* EXERCISE INSTRUCTIONS
Show each line from the listing that includes the word "Edycja".

* GIVEN RECORDS
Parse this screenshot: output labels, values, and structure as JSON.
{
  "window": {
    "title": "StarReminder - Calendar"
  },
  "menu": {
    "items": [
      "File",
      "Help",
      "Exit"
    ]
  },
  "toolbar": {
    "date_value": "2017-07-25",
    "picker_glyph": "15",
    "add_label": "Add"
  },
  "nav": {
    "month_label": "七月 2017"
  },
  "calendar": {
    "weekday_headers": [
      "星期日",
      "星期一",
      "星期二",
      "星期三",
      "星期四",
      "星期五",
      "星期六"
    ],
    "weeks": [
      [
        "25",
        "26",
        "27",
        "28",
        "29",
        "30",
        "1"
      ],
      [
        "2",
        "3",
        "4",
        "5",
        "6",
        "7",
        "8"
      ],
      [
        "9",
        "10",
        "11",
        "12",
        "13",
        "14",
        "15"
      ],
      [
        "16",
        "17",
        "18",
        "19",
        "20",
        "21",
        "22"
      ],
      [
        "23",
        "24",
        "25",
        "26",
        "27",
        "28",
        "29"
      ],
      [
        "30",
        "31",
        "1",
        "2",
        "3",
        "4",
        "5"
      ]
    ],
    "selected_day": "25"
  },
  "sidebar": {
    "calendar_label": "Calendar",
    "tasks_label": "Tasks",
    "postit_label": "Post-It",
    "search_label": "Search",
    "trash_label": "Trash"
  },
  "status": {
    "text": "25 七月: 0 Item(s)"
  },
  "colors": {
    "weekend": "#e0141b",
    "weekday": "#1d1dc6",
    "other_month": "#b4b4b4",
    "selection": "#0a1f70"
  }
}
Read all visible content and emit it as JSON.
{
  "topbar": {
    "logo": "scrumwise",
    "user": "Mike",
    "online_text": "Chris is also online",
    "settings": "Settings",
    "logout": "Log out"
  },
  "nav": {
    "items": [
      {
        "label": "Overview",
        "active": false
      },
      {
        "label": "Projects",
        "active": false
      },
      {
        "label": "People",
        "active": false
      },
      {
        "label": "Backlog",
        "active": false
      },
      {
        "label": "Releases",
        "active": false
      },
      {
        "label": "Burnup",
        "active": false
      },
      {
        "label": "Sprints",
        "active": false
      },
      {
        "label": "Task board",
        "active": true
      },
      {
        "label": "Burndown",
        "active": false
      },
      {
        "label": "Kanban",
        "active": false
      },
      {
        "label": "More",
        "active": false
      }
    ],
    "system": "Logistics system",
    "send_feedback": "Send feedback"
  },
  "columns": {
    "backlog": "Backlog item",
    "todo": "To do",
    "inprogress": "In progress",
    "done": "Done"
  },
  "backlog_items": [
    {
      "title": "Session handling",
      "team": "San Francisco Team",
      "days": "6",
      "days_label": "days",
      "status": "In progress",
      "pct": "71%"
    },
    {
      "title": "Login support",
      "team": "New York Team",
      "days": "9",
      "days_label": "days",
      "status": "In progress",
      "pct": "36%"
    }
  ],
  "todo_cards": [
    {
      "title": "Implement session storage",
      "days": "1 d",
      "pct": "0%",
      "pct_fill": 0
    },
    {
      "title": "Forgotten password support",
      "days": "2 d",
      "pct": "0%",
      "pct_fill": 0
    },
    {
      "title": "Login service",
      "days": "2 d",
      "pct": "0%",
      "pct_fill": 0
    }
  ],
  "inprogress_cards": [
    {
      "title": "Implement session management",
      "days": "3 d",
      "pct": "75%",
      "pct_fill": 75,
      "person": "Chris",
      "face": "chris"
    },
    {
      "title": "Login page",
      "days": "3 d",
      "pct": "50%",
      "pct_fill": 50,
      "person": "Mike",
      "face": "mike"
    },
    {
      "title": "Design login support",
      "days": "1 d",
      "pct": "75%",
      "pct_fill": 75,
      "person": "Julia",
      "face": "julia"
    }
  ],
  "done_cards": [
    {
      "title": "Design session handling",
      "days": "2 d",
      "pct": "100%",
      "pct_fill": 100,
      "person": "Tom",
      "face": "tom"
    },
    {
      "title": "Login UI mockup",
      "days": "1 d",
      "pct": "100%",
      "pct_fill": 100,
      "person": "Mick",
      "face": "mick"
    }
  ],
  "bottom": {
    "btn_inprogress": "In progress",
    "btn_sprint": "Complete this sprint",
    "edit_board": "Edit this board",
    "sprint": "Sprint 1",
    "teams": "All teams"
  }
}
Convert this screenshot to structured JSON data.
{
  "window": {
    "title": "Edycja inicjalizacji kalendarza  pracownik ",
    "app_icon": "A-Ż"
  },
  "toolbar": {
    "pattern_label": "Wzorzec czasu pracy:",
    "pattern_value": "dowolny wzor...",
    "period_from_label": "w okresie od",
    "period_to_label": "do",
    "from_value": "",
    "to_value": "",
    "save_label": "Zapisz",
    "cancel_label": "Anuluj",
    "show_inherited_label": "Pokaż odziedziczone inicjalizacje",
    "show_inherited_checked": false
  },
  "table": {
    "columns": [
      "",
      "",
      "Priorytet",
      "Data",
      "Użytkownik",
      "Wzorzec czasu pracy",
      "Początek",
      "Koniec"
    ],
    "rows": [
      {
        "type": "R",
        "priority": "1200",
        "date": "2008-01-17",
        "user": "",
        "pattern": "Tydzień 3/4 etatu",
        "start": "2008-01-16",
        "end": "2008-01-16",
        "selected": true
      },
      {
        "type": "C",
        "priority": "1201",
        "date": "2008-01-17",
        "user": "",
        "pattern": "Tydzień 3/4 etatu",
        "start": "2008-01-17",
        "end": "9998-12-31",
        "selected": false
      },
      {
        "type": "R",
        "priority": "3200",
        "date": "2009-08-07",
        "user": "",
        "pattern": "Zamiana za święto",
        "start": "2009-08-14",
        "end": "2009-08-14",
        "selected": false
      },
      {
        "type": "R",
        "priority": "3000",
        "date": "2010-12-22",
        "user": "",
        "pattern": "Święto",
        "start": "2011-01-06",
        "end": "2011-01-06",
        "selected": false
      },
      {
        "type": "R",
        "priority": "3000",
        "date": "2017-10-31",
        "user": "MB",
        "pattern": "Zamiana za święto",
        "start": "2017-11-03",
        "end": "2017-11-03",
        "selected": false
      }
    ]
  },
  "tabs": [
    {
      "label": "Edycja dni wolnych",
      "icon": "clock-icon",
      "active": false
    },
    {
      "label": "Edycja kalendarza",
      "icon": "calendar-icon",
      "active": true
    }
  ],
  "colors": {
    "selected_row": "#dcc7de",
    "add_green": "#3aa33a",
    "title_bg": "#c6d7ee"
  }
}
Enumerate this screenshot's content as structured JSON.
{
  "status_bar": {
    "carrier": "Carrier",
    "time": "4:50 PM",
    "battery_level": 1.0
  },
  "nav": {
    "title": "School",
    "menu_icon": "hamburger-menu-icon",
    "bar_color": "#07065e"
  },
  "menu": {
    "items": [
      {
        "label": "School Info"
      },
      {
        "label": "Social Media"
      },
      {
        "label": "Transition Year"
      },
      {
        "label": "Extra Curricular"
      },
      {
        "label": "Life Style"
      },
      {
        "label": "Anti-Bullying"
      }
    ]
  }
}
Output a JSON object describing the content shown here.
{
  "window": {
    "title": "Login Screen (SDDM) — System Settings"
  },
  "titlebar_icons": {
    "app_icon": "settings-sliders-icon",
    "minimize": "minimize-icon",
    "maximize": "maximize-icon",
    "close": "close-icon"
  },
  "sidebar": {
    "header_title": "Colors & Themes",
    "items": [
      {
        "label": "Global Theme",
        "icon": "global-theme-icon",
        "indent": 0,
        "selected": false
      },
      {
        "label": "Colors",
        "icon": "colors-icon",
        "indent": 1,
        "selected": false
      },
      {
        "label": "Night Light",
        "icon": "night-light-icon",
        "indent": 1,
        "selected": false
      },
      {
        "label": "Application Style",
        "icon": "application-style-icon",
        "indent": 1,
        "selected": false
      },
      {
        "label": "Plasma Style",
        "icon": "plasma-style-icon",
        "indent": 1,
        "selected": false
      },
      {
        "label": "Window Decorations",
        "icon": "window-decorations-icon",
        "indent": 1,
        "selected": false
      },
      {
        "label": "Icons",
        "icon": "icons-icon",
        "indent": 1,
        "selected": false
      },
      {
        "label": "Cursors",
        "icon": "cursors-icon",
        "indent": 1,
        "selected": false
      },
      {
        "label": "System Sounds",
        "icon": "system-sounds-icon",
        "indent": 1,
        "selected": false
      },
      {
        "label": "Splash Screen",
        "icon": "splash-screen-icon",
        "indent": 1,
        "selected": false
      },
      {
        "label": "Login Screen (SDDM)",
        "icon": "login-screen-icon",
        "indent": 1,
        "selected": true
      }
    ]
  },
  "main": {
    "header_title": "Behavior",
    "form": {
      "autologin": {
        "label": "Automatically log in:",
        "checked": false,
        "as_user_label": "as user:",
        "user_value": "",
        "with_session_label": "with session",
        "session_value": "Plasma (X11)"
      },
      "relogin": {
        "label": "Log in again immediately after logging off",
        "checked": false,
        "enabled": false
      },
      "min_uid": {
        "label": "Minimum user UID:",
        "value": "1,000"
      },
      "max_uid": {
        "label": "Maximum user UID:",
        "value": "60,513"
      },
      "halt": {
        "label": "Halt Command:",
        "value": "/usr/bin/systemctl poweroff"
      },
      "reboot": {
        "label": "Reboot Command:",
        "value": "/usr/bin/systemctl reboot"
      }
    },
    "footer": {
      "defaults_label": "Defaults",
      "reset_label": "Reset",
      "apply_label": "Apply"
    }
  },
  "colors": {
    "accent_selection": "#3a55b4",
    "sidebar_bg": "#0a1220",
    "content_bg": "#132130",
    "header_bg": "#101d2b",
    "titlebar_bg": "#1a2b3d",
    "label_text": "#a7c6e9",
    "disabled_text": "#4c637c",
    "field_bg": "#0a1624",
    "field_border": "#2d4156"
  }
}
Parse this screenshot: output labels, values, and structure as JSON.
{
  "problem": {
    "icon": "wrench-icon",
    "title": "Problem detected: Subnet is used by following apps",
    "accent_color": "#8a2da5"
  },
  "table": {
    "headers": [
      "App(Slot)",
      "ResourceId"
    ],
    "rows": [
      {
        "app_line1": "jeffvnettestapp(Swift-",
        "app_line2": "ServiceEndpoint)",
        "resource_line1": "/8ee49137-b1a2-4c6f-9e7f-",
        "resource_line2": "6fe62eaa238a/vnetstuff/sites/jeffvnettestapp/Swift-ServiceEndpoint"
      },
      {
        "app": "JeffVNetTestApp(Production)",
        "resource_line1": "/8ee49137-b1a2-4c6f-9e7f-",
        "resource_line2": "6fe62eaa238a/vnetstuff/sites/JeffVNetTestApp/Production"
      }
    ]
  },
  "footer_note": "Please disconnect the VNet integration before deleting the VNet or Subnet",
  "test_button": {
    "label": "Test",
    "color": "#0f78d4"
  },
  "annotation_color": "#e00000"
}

* RESULT FOR THIS EXERCISE
    "title": "Edycja inicjalizacji kalendarza  pracownik ",
      "label": "Edycja dni wolnych",
      "label": "Edycja kalendarza",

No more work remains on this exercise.